I'm open to alternative ideas on how to base, but I do like the "jungle undergrowth" look that basing with dried herbs gives.
Do method A then add the herbs etc after painting, use super glue and sprinkle them on.
Sorry I'm not following. You're saying only to apply basing stuff after the mini is done, use superglue and not mess around with paint? Am I understanding you correctly?
Sort off, paint the base as you would then add the foliage after it.
Ah I see. Currently I'm not painting the base at all (aside from the black rim). The foliage covers everything, I'm not using it as flocking here and there. I already add different and much brighter green flocking in patches after the mini is done.
So the test model for A that had been drying all day coincidentally just finished so I thought I'd just throw up a side by side just for clarity's sake. Left is A, right is B. I'm sure I'll get the execution better as I go on, but I think from this its pretty clear that A or a variation of it is the right choice.
"A" all the way
I think either way will work, but in either case, I'd definitely paint the model first, then attach the basing material after painting.
For me personally, if I'm going to give a lot of attention to a character or stand-alone monster, then I'll paint them separately, and only after I'm finished painting both, apply the flock to the base. This is usually because most flock will stand up above the feet of the model, instead of them just smushing it down.

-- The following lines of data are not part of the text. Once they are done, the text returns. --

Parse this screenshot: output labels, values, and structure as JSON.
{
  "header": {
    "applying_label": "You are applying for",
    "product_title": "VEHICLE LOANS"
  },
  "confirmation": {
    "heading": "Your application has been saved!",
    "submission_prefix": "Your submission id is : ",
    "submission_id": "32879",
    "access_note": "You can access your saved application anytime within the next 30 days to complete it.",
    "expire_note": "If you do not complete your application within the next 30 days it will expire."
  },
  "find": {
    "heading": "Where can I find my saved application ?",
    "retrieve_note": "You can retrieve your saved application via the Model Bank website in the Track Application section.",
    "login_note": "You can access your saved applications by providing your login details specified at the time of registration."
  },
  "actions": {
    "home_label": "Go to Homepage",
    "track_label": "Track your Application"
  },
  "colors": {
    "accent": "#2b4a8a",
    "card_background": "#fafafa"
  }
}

Now, if I'm doing rank and file troops, then I might speed the process up a bit and just go ahead and attach the model to the base and paint them both at the same time. Add flocking last.
A looks good.
Did a bunch of work on basing my bastilodon today after a long long time away from that project, pretty happy with the results and also learned a lot about what to do different next time. (big thanks to Crowsfoot for his input). I think I do get across the "edge of an overgrown temple" idea I had in my head. Little touch ups still to do, but its like 90% of the way there.
Aquarium plants are all fine and good, but please paint them. Without paint they literally look like aquarium plants stuck on bases... You're trying to create the illusion of something large made small and this really breaks that.
Other than that I think the base is looking pretty good, your idea definitely comes across I think.